The telegraph is considered one of the ten greatest inventions in history. Morse became one of the most famous
men in America, and the world. In his old age, thousands of telegraph operators came to thank him for creating
a whole new industry and giving them well paying, satisfying jobs. Morse gave all the credit to God, claiming the
message Annie had chosen, What hath God wrought, seemed divinely inspired. It is His work,
he reminded them; and He alone carried me thus far through all my trials and enabled me to triumph over the
obstacles, physical and moral, which opposed me. Not unto us, not unto us, by to Thy name, O Lord, be all
Many who learned in school to equate Morse with the telegraph are surprised to hear that he also was one of the greatest
American painters. He painted three hundred major canvasses, portraits and landscapes, which hang in galleries
across America and Europe. One of his paintings sold recently for three million dollars, the highest paid to that
date for an American painting. Morse was also the father
of photography in America. He had seen Daguerres studio in France before it burned to the ground, and
brought the technology to the United States, where he improved it greatly. His improvements allowed people to sit
for seconds instead of minutes under a hot lamp for their portrait.
Morse supported education and Sunday School,
making the prophetic comment, Education without religion is in danger of substituting wild theories for the simple commonsense
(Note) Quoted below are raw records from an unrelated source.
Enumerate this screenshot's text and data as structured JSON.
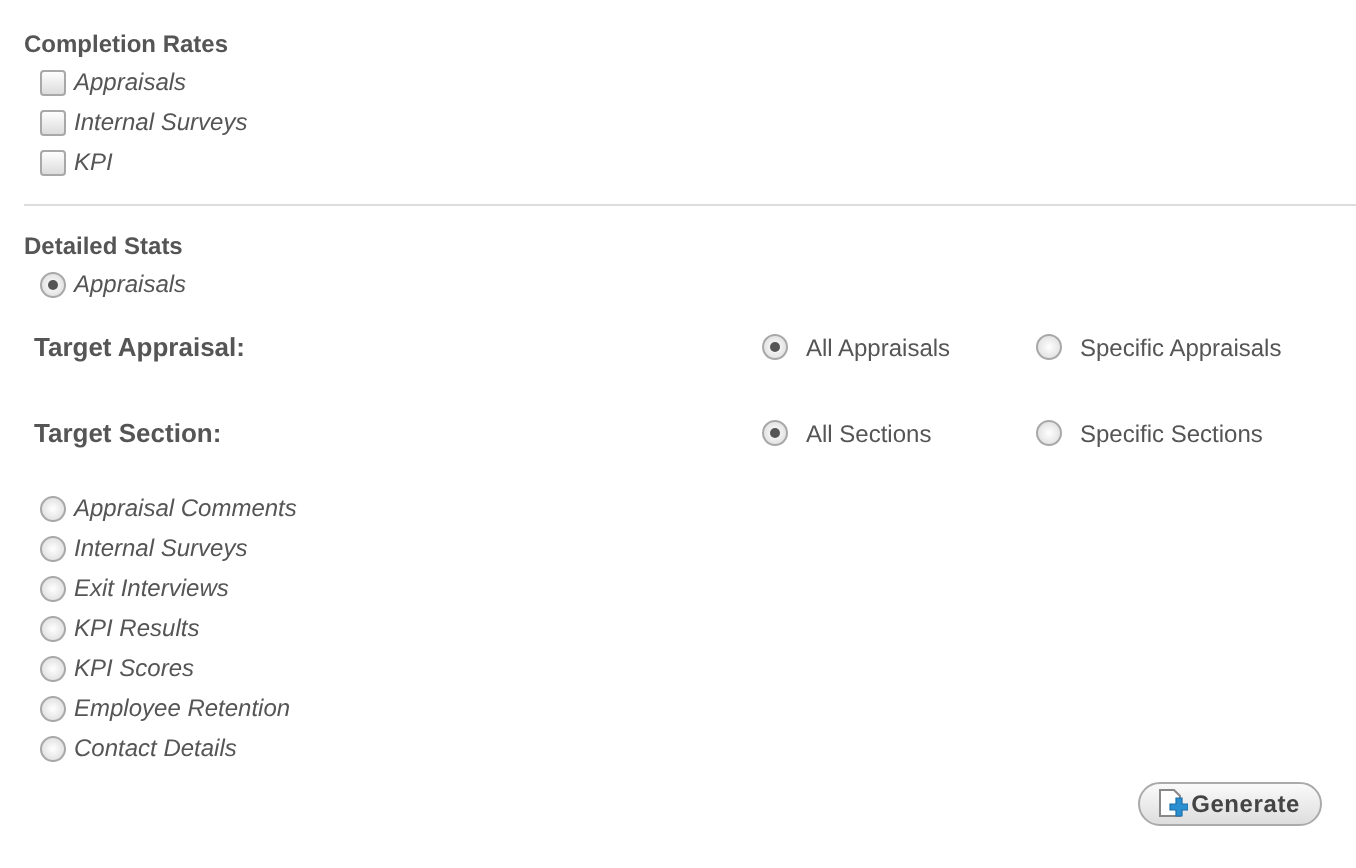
{
  "completion_rates": {
    "title": "Completion Rates",
    "options": [
      {
        "label": "Appraisals",
        "checked": false
      },
      {
        "label": "Internal Surveys",
        "checked": false
      },
      {
        "label": "KPI",
        "checked": false
      }
    ]
  },
  "detailed_stats": {
    "title": "Detailed Stats",
    "first_option": {
      "label": "Appraisals",
      "selected": true
    },
    "targets": [
      {
        "label": "Target Appraisal:",
        "options": [
          {
            "label": "All Appraisals",
            "selected": true
          },
          {
            "label": "Specific Appraisals",
            "selected": false
          }
        ]
      },
      {
        "label": "Target Section:",
        "options": [
          {
            "label": "All Sections",
            "selected": true
          },
          {
            "label": "Specific Sections",
            "selected": false
          }
        ]
      }
    ],
    "options": [
      {
        "label": "Appraisal Comments",
        "selected": false
      },
      {
        "label": "Internal Surveys",
        "selected": false
      },
      {
        "label": "Exit Interviews",
        "selected": false
      },
      {
        "label": "KPI Results",
        "selected": false
      },
      {
        "label": "KPI Scores",
        "selected": false
      },
      {
        "label": "Employee Retention",
        "selected": false
      },
      {
        "label": "Contact Details",
        "selected": false
      }
    ]
  },
  "generate_button": {
    "label": "Generate"
  }
}
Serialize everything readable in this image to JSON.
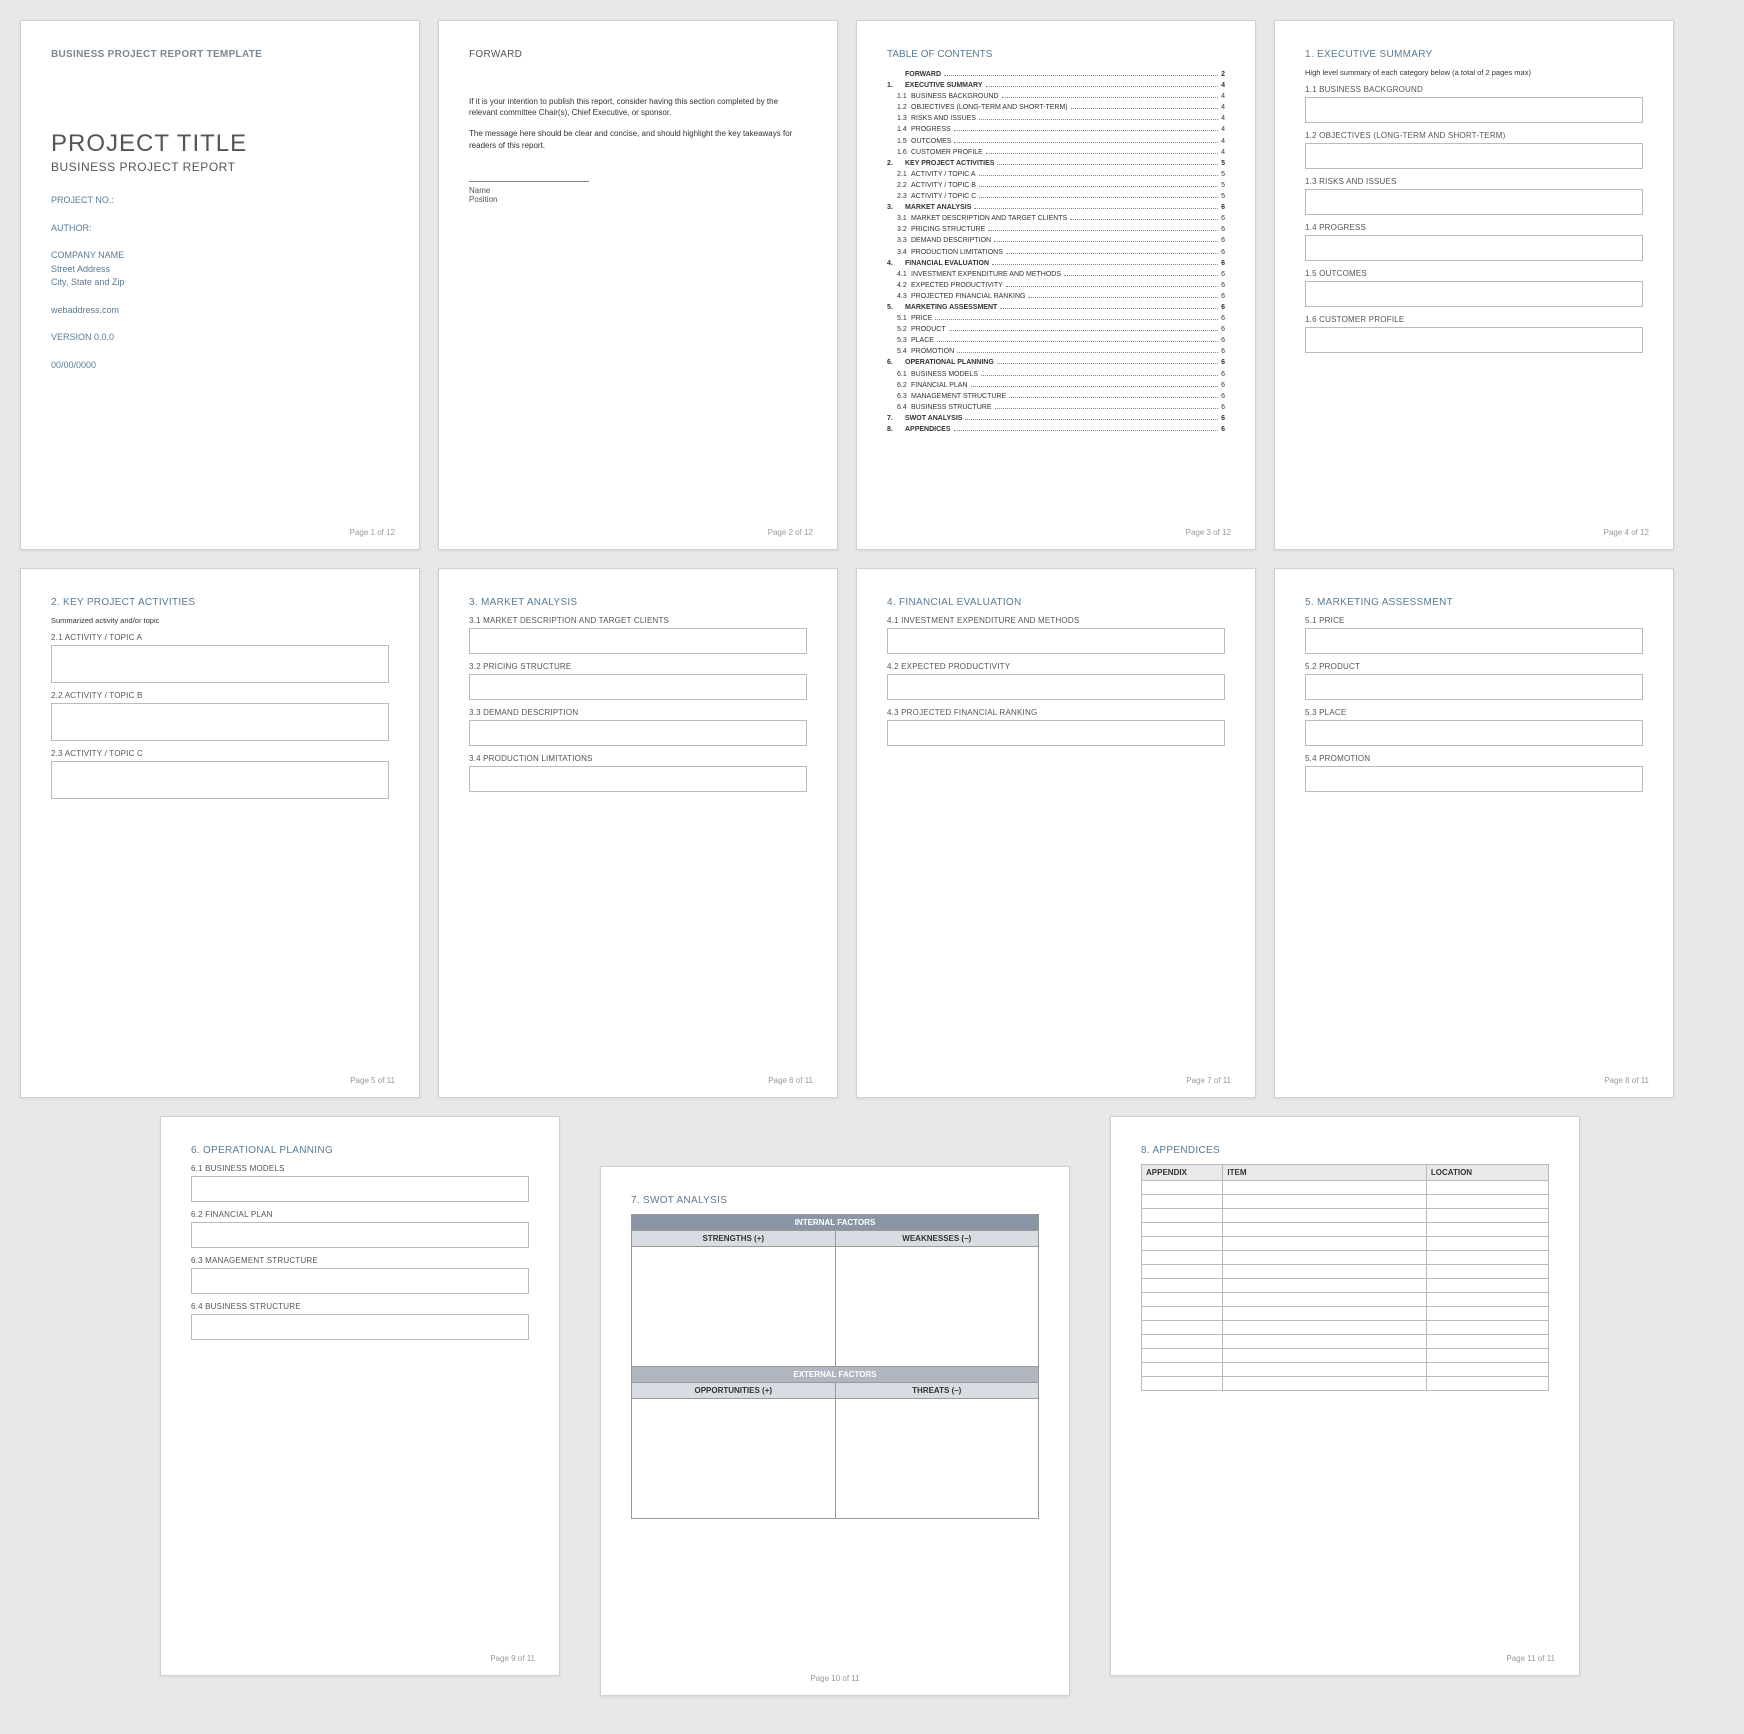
{
  "template_header": "BUSINESS PROJECT REPORT TEMPLATE",
  "cover": {
    "title": "PROJECT TITLE",
    "subtitle": "BUSINESS PROJECT REPORT",
    "project_no_label": "PROJECT NO.:",
    "author_label": "AUTHOR:",
    "company": "COMPANY NAME",
    "street": "Street Address",
    "citystate": "City, State and Zip",
    "web": "webaddress.com",
    "version": "VERSION 0.0.0",
    "date": "00/00/0000",
    "foot": "Page 1 of 12"
  },
  "forward": {
    "heading": "FORWARD",
    "p1": "If it is your intention to publish this report, consider having this section completed by the relevant committee Chair(s), Chief Executive, or sponsor.",
    "p2": "The message here should be clear and concise, and should highlight the key takeaways for readers of this report.",
    "name": "Name",
    "position": "Position",
    "foot": "Page 2 of 12"
  },
  "toc": {
    "heading": "TABLE OF CONTENTS",
    "items": [
      {
        "n": "",
        "t": "FORWARD",
        "p": "2",
        "m": true
      },
      {
        "n": "1.",
        "t": "EXECUTIVE SUMMARY",
        "p": "4",
        "m": true
      },
      {
        "n": "1.1",
        "t": "BUSINESS BACKGROUND",
        "p": "4"
      },
      {
        "n": "1.2",
        "t": "OBJECTIVES (LONG-TERM AND SHORT-TERM)",
        "p": "4"
      },
      {
        "n": "1.3",
        "t": "RISKS AND ISSUES",
        "p": "4"
      },
      {
        "n": "1.4",
        "t": "PROGRESS",
        "p": "4"
      },
      {
        "n": "1.5",
        "t": "OUTCOMES",
        "p": "4"
      },
      {
        "n": "1.6",
        "t": "CUSTOMER PROFILE",
        "p": "4"
      },
      {
        "n": "2.",
        "t": "KEY PROJECT ACTIVITIES",
        "p": "5",
        "m": true
      },
      {
        "n": "2.1",
        "t": "ACTIVITY / TOPIC A",
        "p": "5"
      },
      {
        "n": "2.2",
        "t": "ACTIVITY / TOPIC B",
        "p": "5"
      },
      {
        "n": "2.3",
        "t": "ACTIVITY / TOPIC C",
        "p": "5"
      },
      {
        "n": "3.",
        "t": "MARKET ANALYSIS",
        "p": "6",
        "m": true
      },
      {
        "n": "3.1",
        "t": "MARKET DESCRIPTION AND TARGET CLIENTS",
        "p": "6"
      },
      {
        "n": "3.2",
        "t": "PRICING STRUCTURE",
        "p": "6"
      },
      {
        "n": "3.3",
        "t": "DEMAND DESCRIPTION",
        "p": "6"
      },
      {
        "n": "3.4",
        "t": "PRODUCTION LIMITATIONS",
        "p": "6"
      },
      {
        "n": "4.",
        "t": "FINANCIAL EVALUATION",
        "p": "6",
        "m": true
      },
      {
        "n": "4.1",
        "t": "INVESTMENT EXPENDITURE AND METHODS",
        "p": "6"
      },
      {
        "n": "4.2",
        "t": "EXPECTED PRODUCTIVITY",
        "p": "6"
      },
      {
        "n": "4.3",
        "t": "PROJECTED FINANCIAL RANKING",
        "p": "6"
      },
      {
        "n": "5.",
        "t": "MARKETING ASSESSMENT",
        "p": "6",
        "m": true
      },
      {
        "n": "5.1",
        "t": "PRICE",
        "p": "6"
      },
      {
        "n": "5.2",
        "t": "PRODUCT",
        "p": "6"
      },
      {
        "n": "5.3",
        "t": "PLACE",
        "p": "6"
      },
      {
        "n": "5.4",
        "t": "PROMOTION",
        "p": "6"
      },
      {
        "n": "6.",
        "t": "OPERATIONAL PLANNING",
        "p": "6",
        "m": true
      },
      {
        "n": "6.1",
        "t": "BUSINESS MODELS",
        "p": "6"
      },
      {
        "n": "6.2",
        "t": "FINANCIAL PLAN",
        "p": "6"
      },
      {
        "n": "6.3",
        "t": "MANAGEMENT STRUCTURE",
        "p": "6"
      },
      {
        "n": "6.4",
        "t": "BUSINESS STRUCTURE",
        "p": "6"
      },
      {
        "n": "7.",
        "t": "SWOT ANALYSIS",
        "p": "6",
        "m": true
      },
      {
        "n": "8.",
        "t": "APPENDICES",
        "p": "6",
        "m": true
      }
    ],
    "foot": "Page 3 of 12"
  },
  "exec": {
    "heading": "1. EXECUTIVE SUMMARY",
    "note": "High level summary of each category below (a total of 2 pages max)",
    "s1": "1.1  BUSINESS BACKGROUND",
    "s2": "1.2  OBJECTIVES (LONG-TERM AND SHORT-TERM)",
    "s3": "1.3  RISKS AND ISSUES",
    "s4": "1.4  PROGRESS",
    "s5": "1.5  OUTCOMES",
    "s6": "1.6  CUSTOMER PROFILE",
    "foot": "Page 4 of 12"
  },
  "activities": {
    "heading": "2. KEY PROJECT ACTIVITIES",
    "note": "Summarized activity and/or topic",
    "s1": "2.1  ACTIVITY / TOPIC A",
    "s2": "2.2  ACTIVITY / TOPIC B",
    "s3": "2.3  ACTIVITY / TOPIC C",
    "foot": "Page 5 of 11"
  },
  "market": {
    "heading": "3. MARKET ANALYSIS",
    "s1": "3.1  MARKET DESCRIPTION AND TARGET CLIENTS",
    "s2": "3.2  PRICING STRUCTURE",
    "s3": "3.3  DEMAND DESCRIPTION",
    "s4": "3.4  PRODUCTION LIMITATIONS",
    "foot": "Page 6 of 11"
  },
  "financial": {
    "heading": "4. FINANCIAL EVALUATION",
    "s1": "4.1  INVESTMENT EXPENDITURE AND METHODS",
    "s2": "4.2  EXPECTED PRODUCTIVITY",
    "s3": "4.3  PROJECTED FINANCIAL RANKING",
    "foot": "Page 7 of 11"
  },
  "marketing": {
    "heading": "5. MARKETING ASSESSMENT",
    "s1": "5.1  PRICE",
    "s2": "5.2  PRODUCT",
    "s3": "5.3  PLACE",
    "s4": "5.4  PROMOTION",
    "foot": "Page 8 of 11"
  },
  "opplan": {
    "heading": "6. OPERATIONAL PLANNING",
    "s1": "6.1  BUSINESS MODELS",
    "s2": "6.2  FINANCIAL PLAN",
    "s3": "6.3  MANAGEMENT STRUCTURE",
    "s4": "6.4  BUSINESS STRUCTURE",
    "foot": "Page 9 of 11"
  },
  "swot": {
    "heading": "7. SWOT ANALYSIS",
    "internal": "INTERNAL FACTORS",
    "strengths": "STRENGTHS (+)",
    "weaknesses": "WEAKNESSES (–)",
    "external": "EXTERNAL FACTORS",
    "opportunities": "OPPORTUNITIES (+)",
    "threats": "THREATS (–)",
    "foot": "Page 10 of 11"
  },
  "appendices": {
    "heading": "8. APPENDICES",
    "col1": "APPENDIX",
    "col2": "ITEM",
    "col3": "LOCATION",
    "foot": "Page 11 of 11"
  }
}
rules of Christianity. He saw a perfect harmony between the Word of God, the beauty of the landscapes he painted, and the scientific endeavors he undertook. After a long and successful career, Morse said, The nearer I approach the end of my
pilgrimage, the clearer is the evidence of the divine origin of the Bible, the grandeur and sublimity of Gods remedy
for fallen man are more appreciated, and the future is illumined with hope and joy.
Learn More About|
Samuel F. B. Morse
For an easy yet engaging account, good for young and old, read John Hudson Tiners book Artist With a Message: Samuel F. B. Morse, one of Mott Medias Sowers Series of excellent short biographies of famous Christians.
See Morses entry in the National Inventors Hall of Fame.
Everything you ever wanted to know about Morse Code, multiplied by a hundred!
Try also FreeDictionary.com.
Practice Morse Code with this cool Java applet and improve
Research some of Morses original manuscripts in the Library
of Congress archives, including a picture of the paper tape output of the first message, What hath God wrought?,
and a letter in his own handwriting to his brother Sidney, expressing his humble jubilation after the success.